■ AIM OF THE EXERCISE: Word for word, please restate each record and pass over the pictures.

(Data entries)

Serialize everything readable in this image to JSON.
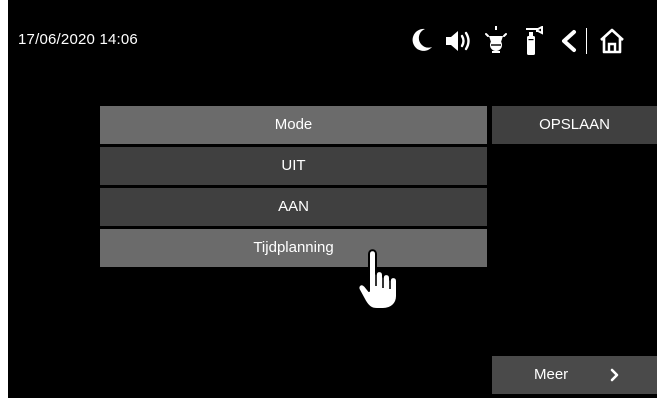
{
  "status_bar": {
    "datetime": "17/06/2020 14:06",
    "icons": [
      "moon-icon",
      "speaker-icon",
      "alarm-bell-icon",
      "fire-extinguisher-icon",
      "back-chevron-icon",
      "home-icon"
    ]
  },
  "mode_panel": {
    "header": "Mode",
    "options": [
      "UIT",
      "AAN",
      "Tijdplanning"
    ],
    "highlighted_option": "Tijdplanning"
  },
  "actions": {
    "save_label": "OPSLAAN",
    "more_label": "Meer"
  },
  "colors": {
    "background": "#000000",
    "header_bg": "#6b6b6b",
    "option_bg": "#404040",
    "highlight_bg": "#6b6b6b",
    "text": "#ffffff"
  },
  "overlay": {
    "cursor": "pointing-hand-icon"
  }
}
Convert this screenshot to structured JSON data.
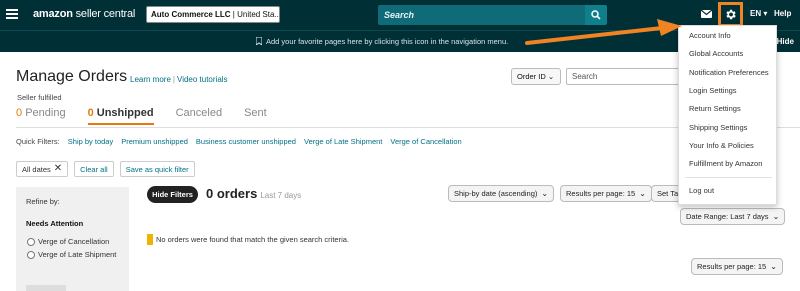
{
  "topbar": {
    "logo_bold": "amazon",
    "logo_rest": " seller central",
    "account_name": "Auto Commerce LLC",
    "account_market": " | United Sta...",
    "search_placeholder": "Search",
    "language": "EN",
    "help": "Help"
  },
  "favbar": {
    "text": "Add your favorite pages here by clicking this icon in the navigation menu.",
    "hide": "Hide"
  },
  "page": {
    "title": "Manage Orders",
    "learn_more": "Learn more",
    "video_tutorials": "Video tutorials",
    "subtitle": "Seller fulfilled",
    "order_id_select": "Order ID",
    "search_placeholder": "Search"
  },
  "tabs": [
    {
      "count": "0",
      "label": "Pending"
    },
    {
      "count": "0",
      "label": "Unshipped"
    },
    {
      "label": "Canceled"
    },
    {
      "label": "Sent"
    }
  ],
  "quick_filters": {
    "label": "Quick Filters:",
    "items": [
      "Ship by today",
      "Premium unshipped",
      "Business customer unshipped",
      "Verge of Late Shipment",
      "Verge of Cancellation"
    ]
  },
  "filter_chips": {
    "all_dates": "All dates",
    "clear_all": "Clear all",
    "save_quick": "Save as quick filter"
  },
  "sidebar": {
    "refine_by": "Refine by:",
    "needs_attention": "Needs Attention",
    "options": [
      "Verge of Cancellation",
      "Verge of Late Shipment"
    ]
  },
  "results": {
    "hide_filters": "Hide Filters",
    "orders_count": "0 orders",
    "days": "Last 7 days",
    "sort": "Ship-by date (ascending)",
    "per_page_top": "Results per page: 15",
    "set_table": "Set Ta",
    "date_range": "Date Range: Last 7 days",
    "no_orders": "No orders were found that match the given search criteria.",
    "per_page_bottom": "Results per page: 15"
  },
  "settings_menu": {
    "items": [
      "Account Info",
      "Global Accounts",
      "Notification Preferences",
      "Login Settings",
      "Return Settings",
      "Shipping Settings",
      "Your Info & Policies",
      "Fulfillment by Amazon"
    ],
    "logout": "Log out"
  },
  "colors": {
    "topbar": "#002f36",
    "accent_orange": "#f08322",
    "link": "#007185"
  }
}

■ EXERCISE OUTPUT:
Serialize everything readable in this image to JSON.
{
  "status_bar": {
    "datetime": "17/06/2020 14:06",
    "icons": [
      "moon-icon",
      "speaker-icon",
      "alarm-bell-icon",
      "fire-extinguisher-icon",
      "back-chevron-icon",
      "home-icon"
    ]
  },
  "mode_panel": {
    "header": "Mode",
    "options": [
      "UIT",
      "AAN",
      "Tijdplanning"
    ],
    "highlighted_option": "Tijdplanning"
  },
  "actions": {
    "save_label": "OPSLAAN",
    "more_label": "Meer"
  },
  "colors": {
    "background": "#000000",
    "header_bg": "#6b6b6b",
    "option_bg": "#404040",
    "highlight_bg": "#6b6b6b",
    "text": "#ffffff"
  },
  "overlay": {
    "cursor": "pointing-hand-icon"
  }
}
Convert this screenshot to structured JSON data.
{
  "topbar": {
    "logo_bold": "amazon",
    "logo_rest": " seller central",
    "account_name": "Auto Commerce LLC",
    "account_market": " | United Sta...",
    "search_placeholder": "Search",
    "language": "EN",
    "help": "Help"
  },
  "favbar": {
    "text": "Add your favorite pages here by clicking this icon in the navigation menu.",
    "hide": "Hide"
  },
  "page": {
    "title": "Manage Orders",
    "learn_more": "Learn more",
    "video_tutorials": "Video tutorials",
    "subtitle": "Seller fulfilled",
    "order_id_select": "Order ID",
    "search_placeholder": "Search"
  },
  "tabs": [
    {
      "count": "0",
      "label": "Pending"
    },
    {
      "count": "0",
      "label": "Unshipped"
    },
    {
      "label": "Canceled"
    },
    {
      "label": "Sent"
    }
  ],
  "quick_filters": {
    "label": "Quick Filters:",
    "items": [
      "Ship by today",
      "Premium unshipped",
      "Business customer unshipped",
      "Verge of Late Shipment",
      "Verge of Cancellation"
    ]
  },
  "filter_chips": {
    "all_dates": "All dates",
    "clear_all": "Clear all",
    "save_quick": "Save as quick filter"
  },
  "sidebar": {
    "refine_by": "Refine by:",
    "needs_attention": "Needs Attention",
    "options": [
      "Verge of Cancellation",
      "Verge of Late Shipment"
    ]
  },
  "results": {
    "hide_filters": "Hide Filters",
    "orders_count": "0 orders",
    "days": "Last 7 days",
    "sort": "Ship-by date (ascending)",
    "per_page_top": "Results per page: 15",
    "set_table": "Set Ta",
    "date_range": "Date Range: Last 7 days",
    "no_orders": "No orders were found that match the given search criteria.",
    "per_page_bottom": "Results per page: 15"
  },
  "settings_menu": {
    "items": [
      "Account Info",
      "Global Accounts",
      "Notification Preferences",
      "Login Settings",
      "Return Settings",
      "Shipping Settings",
      "Your Info & Policies",
      "Fulfillment by Amazon"
    ],
    "logout": "Log out"
  },
  "colors": {
    "topbar": "#002f36",
    "accent_orange": "#f08322",
    "link": "#007185"
  }
}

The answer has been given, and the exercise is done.